On September 28th, a Spanish Supreme Court ruling removed Catalonian regional President Quim Torra from holding any public office for 18 months, renewing public attention on the issue of Catalonian independence and the underlying concerns for the country’s democracy and judicial nonpartisanship.
The ruling upholds an earlier decision made by a lower court charging Torra with civil disobedience after he ignored orders from the Spanish electoral commission to remove separatist symbols from a government building during the campaign period leading up to the general elections in the Spring of 2019. The symbols at the centre of the dispute were yellow ribbons and a banner saying “freedom for political prisoners and exiles,” expressing solidarity with Catalan leaders who were imprisoned or fled the country after a failed attempt at secession in 2017.
Prosecutors said the instructions to remove partisan symbols from government buildings were to ensure the neutrality of the election. Torra had delayed in removing the symbols for three days, arguing in court that he was defending the higher cause of political and human rights to freedom of expression. After appealing to the country’s highest court, a panel of five judges unanimously ordered his immediate removal from office, leaving Catalan deputy Pere Aragonès to take his place as interim President until the next regional election, slated to be held in February of next year.
The decision has been met with polarized reactions, mostly falling into party lines.
Several politicians expressed support for the ruling. “Public spaces belong to everybody and a political leader cannot violate the laws to flood them with separatist propaganda,” wrote Ciudadanos party leader Inés Arrimadas on Twitter. “Justice has been done.”
Torra himself called the ruling “an attempt to overthrow the government of Catalonia,” and pledged to take his case to the European Court of Human Rights.
Catalan ombudsman, Rafael Ribó, wrote in a statement that he agreed on the importance of guaranteeing a neutral federal election and had recommended Torra remove the separatist symbols; however, “the ban from holding public office of a democratically elected President for delaying the execution of the Central Electoral Board’s mandate by three days is, however, completely disproportionate and therefore contrary to the basic principles of criminal law… The restriction of such a fundamental right as the right to be elected in competitive elections can only be understood in cases of the most serious crimes.”

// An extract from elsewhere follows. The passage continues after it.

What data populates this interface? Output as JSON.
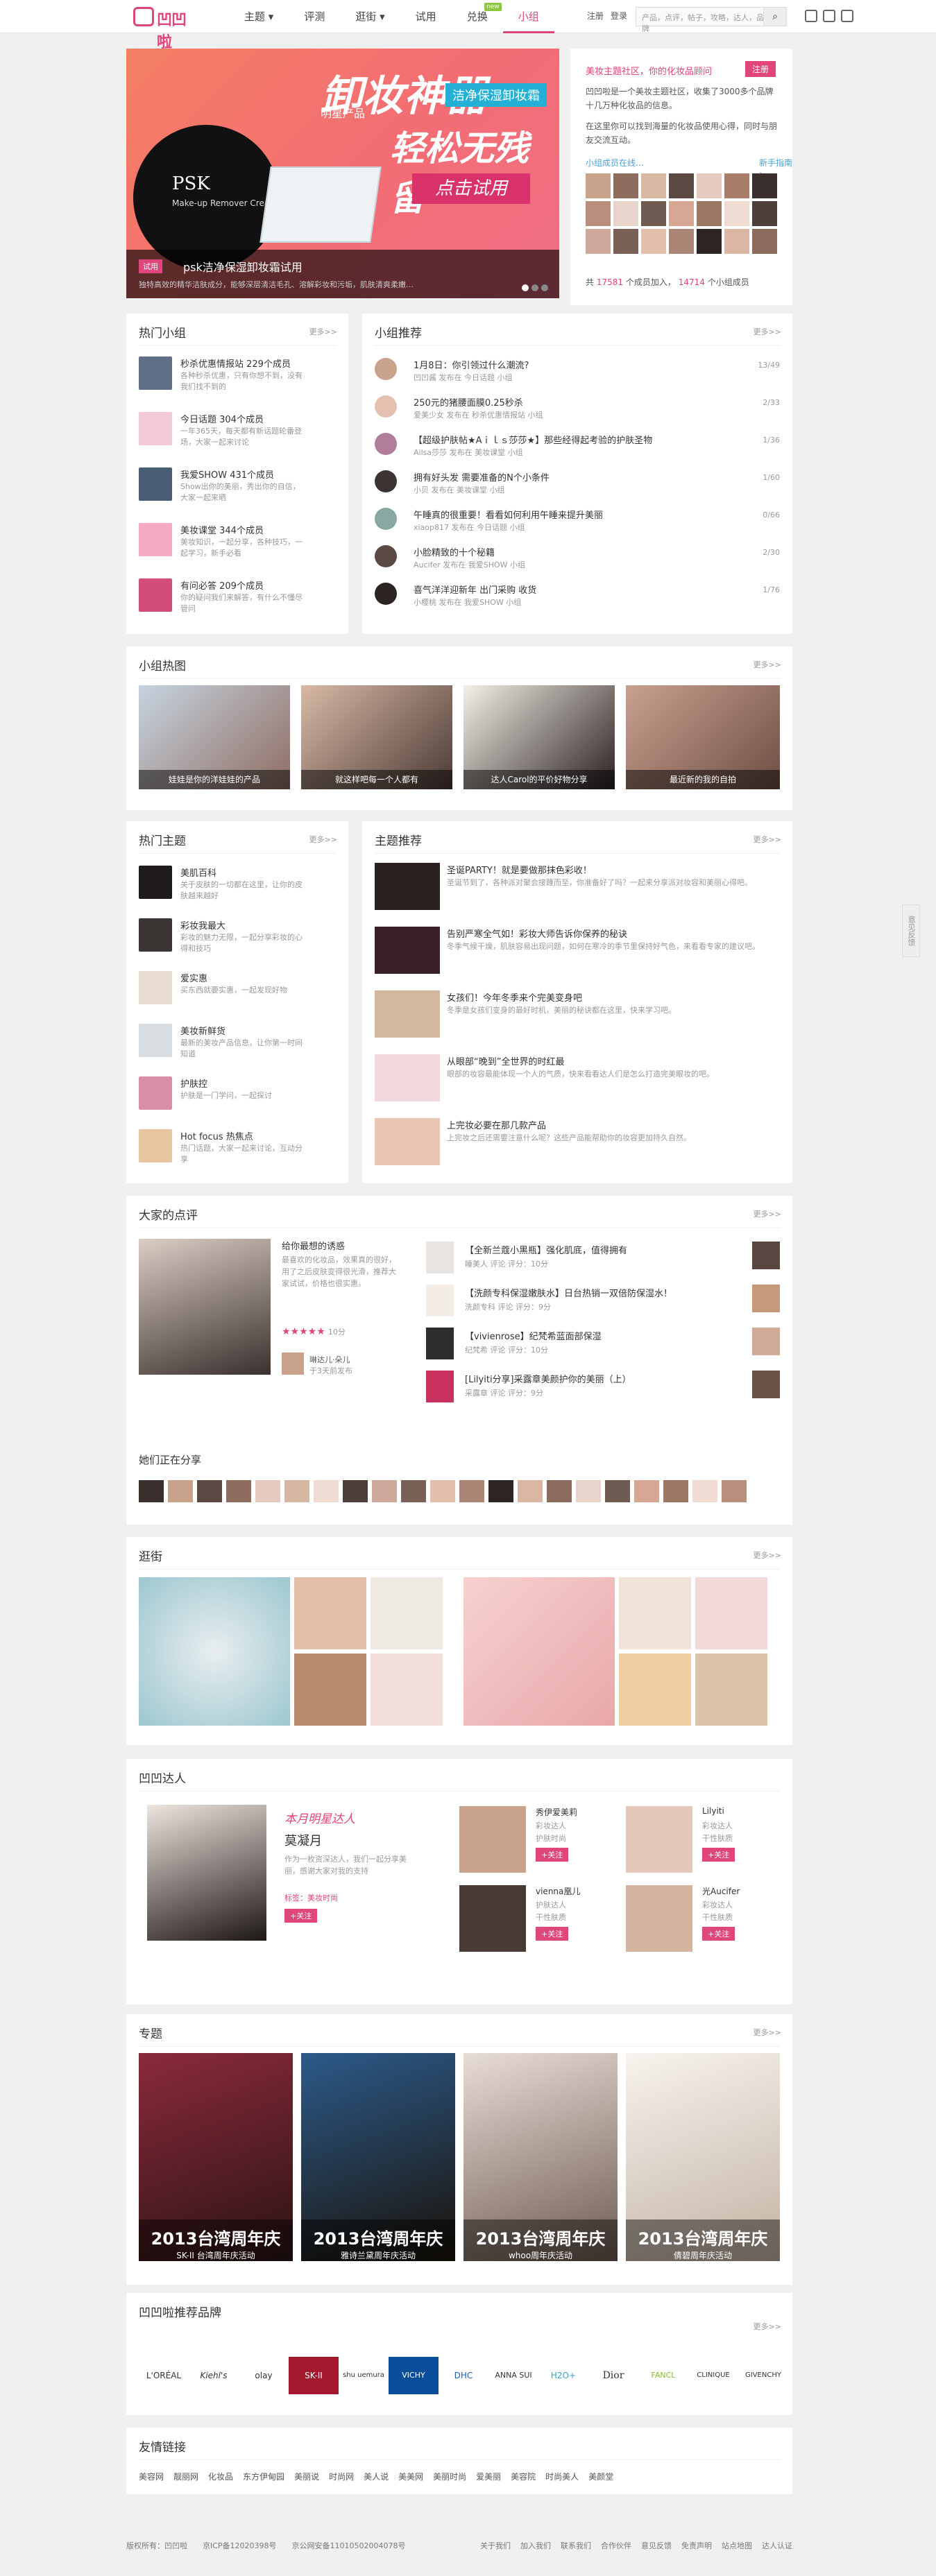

Torra is the third consecutive Catalan leader to be driven out of office by the federal government for separatist politics.
Monday’s ruling came just days before the third anniversary of the Catalonian referendum on independence that launched the country into a political crisis in 2017. The referendum and subsequent declaration of independence were declared illegal by the Spanish government and led to the arrest and sentencing of 12 separatist leaders to 9 to 13 years in prison for charges of sedition and misuse of public funds.
Catalonia’s President at the time, Carles Puigdemont, fled to Belgium in self-exile to avoid arrest and spent the next two years fighting Spanish attempts to extradite him until his warrant was dropped in July 2018.
In 2017, Puigdemont’s predecessor, Artur Mas, who governed Catalonia from 2010 to 2016, was also banned from holding office for two years after being found guilty for disobeying a Spanish court after holding a non-binding independence vote in 2014.
The political independence of Spain’s judiciary has been under scrutiny in recent years. The country ranked fourth-lowest of all EU countries for the perception of judicial independence by the general public in the EU Justice Scoreboard of 2019.
A letter signed by 25 Members of European Parliament urged the European Parliament, Commission and Council to recognize a problem with rule of law in Spain: “With all three last Presidents of Catalonia (…) having faced judicial prosecution for their political activity in the last five years, we have the growing conviction that in the current state of affairs, no Catalan pro-independence politician can have a fair trial in Spain.”
The Catalonian independence movement—which has deep historical and cultural roots, as well as economic motivations—has largely become an issue of the democratic right to self-determination for many supporters.